Kathy (Boulder, CO)



Teacher Study Tours 2013 – Group 1: Pamukkale – Catalhoyuk – Konya

7 07 2013

⦁    Depart for Konya
⦁    Lunch
⦁    Museum and Tomb of Rumi
⦁    Neolithic site of Catalhoyuk
⦁    Dinner at Hotel



Day 9: The Old and the New

6 07 2013

“How is it possible for each day exceed the prior day in amazement? It happens here in Turkey. Today began with a ride through the mountains and down into agricultural rich valleys checkerboarded with fields of olive trees, lime trees, tobacco, corn among various garden veggies. The farming here in this place is family farms tended by hand and tractor, not by modern corporate machinery. The people value the land and use the harvest for their own economic gain.

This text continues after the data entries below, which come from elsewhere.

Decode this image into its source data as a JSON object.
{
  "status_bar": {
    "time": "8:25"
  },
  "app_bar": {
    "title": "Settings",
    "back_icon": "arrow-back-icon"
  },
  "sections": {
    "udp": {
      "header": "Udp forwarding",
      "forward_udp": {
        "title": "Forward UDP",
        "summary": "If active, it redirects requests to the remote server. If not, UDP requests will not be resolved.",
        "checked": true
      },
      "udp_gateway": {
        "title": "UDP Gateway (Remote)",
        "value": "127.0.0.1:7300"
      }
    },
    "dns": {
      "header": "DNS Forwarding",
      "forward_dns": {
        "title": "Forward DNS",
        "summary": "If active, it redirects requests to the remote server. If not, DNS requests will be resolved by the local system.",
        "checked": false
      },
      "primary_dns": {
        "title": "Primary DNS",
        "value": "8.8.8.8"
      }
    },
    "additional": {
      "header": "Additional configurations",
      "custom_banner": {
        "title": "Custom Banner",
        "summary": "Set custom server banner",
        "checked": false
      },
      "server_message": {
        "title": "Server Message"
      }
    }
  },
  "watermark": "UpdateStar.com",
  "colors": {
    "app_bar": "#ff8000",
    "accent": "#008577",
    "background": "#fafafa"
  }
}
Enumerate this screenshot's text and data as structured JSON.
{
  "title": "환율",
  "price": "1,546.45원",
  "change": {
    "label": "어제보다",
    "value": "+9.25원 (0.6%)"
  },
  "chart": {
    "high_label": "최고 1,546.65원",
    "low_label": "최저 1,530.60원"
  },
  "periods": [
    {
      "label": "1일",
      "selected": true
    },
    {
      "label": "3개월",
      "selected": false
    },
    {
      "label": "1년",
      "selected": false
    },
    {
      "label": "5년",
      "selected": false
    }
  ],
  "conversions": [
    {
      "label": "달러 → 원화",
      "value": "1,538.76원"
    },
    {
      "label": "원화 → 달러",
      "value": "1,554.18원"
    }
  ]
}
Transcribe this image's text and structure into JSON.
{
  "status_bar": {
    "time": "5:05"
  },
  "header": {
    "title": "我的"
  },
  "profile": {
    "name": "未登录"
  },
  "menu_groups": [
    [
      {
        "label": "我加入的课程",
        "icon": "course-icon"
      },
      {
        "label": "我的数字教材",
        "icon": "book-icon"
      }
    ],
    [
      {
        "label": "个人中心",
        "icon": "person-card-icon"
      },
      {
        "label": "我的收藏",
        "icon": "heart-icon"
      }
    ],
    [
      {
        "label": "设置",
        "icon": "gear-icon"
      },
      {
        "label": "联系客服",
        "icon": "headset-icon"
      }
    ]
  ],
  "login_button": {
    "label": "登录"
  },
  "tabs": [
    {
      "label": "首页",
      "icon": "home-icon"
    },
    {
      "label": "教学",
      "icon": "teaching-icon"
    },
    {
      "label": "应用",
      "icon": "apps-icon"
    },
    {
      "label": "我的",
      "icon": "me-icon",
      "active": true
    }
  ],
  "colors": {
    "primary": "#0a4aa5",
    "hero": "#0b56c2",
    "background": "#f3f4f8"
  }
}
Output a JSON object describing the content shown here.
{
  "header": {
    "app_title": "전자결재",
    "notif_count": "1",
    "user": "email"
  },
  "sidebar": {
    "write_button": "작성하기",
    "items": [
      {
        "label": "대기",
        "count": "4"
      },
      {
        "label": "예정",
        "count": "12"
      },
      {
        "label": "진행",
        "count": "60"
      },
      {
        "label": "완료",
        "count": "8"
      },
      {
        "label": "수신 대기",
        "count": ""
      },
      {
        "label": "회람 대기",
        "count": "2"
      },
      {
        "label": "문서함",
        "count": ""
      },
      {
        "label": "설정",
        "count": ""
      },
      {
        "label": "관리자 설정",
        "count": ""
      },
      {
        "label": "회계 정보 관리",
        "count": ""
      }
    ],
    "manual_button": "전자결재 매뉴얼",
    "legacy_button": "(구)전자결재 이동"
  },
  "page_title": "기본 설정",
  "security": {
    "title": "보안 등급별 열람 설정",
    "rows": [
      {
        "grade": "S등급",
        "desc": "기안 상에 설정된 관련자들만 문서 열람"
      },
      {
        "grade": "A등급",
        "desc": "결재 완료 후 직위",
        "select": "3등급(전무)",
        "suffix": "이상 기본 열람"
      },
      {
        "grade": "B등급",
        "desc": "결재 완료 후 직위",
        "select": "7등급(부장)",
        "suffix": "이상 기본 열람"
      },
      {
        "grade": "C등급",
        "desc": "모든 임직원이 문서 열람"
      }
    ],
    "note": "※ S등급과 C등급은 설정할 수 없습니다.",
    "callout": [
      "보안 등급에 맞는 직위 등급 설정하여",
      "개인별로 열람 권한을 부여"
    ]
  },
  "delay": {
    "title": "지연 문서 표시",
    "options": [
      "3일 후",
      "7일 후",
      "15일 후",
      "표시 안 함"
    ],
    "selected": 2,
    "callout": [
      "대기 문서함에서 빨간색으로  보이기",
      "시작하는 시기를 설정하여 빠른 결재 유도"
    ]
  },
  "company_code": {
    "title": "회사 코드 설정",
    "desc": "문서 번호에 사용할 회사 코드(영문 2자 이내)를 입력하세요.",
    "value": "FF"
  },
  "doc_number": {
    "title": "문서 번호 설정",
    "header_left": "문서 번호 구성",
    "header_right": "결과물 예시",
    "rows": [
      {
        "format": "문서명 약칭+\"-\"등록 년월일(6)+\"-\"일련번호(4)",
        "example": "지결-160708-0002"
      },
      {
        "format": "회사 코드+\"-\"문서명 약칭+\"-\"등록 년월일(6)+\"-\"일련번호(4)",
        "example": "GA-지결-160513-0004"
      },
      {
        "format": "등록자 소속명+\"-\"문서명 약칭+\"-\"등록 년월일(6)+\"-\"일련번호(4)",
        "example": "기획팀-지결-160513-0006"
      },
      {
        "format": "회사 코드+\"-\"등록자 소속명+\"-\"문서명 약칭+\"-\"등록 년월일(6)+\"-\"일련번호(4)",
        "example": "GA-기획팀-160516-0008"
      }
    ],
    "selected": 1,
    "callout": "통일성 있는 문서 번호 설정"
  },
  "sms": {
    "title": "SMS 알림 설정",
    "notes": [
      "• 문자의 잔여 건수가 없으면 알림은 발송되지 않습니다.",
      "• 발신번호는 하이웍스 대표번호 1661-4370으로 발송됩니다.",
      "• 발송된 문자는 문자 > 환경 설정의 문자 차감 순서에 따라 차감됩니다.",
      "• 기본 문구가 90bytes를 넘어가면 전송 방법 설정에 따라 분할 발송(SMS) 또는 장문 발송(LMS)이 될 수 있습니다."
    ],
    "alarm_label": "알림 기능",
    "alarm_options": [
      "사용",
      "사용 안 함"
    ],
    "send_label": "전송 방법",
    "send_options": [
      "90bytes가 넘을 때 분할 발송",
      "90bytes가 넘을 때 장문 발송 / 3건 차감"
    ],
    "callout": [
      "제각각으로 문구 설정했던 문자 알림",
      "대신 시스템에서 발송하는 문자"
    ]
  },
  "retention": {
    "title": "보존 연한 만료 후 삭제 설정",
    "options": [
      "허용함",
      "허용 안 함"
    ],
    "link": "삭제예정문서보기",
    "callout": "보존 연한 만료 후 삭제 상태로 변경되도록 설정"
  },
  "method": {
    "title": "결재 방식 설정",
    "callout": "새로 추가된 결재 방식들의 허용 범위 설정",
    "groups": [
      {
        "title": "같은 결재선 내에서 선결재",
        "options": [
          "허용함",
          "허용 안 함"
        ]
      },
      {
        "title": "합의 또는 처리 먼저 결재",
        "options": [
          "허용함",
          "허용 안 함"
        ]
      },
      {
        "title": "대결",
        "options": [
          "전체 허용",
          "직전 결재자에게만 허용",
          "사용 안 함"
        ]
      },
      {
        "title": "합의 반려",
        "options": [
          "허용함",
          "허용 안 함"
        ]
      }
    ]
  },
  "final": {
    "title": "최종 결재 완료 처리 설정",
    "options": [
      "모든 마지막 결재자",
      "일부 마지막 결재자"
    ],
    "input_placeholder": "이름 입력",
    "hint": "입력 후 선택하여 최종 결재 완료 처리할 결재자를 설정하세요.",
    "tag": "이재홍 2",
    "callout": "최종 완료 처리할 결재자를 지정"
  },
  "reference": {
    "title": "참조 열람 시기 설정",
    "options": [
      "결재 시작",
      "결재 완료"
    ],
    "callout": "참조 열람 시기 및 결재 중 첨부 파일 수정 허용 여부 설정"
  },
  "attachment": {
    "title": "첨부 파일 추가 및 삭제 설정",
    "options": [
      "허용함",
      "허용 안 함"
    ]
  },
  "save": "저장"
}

Next we were re-energized and connected to why we teach, the children. Our visit to Atakoy Ilkokulu / Ortaokulu school was special for the understanding of the rural public system and more importantly for meeting the charming and beautiful children that greeted us at the school. I was impressed with the level of technology and opportunity the children have at the school, thanks to TCF for donating to the improvement of this village school.

Lunch was modest and enjoyable along with unique music and bird singing. The highlight might be the source of Gorans phrase ” Temple of Comfort and Relief”, toilets like I have never experienced prior to Turkey.

The icing on the cake is Aphrodisias, dating from 200 bce this remarkable place humbles modern man. We are not so advanced, stadiums holding 30,000, theaters holding up to 10,000, gorgeous reflection pools and temples dot this massive historical site. People from the ages speak to us as we pass through their city, we imagine the stadium full of cheering crowded, the agora complete with lively crowds bartering with shop keepers.

We also spoke to those villagers that simply lived among the magnificent structures as recent as the 1950’s. A child’s imagination was augmented with the spirits of the past residents and their wonder. Games would have  been played among the relics and you simply used the stadium to play hide and seek.  My imagination has been on overload for a week attempting to become a time machine in my mind and feel the pulse of these places.

Finally, I must address the TCF from a humble teachers perspective, you have overwhelmed me with your generosity, kindness and gifts of knowledge. There is no way to express my gratitude for this experience and for the opportunity to meet you and the other educators that stand by my side. The TCF family and this experience will live in my heart and mind till my last days.
To all who read this comment please felel free to visit my blog and enjoy a tiny bit of my experiences in this wonderful land.”
- John (Boulder, CO) Jgturkey.blogspot.com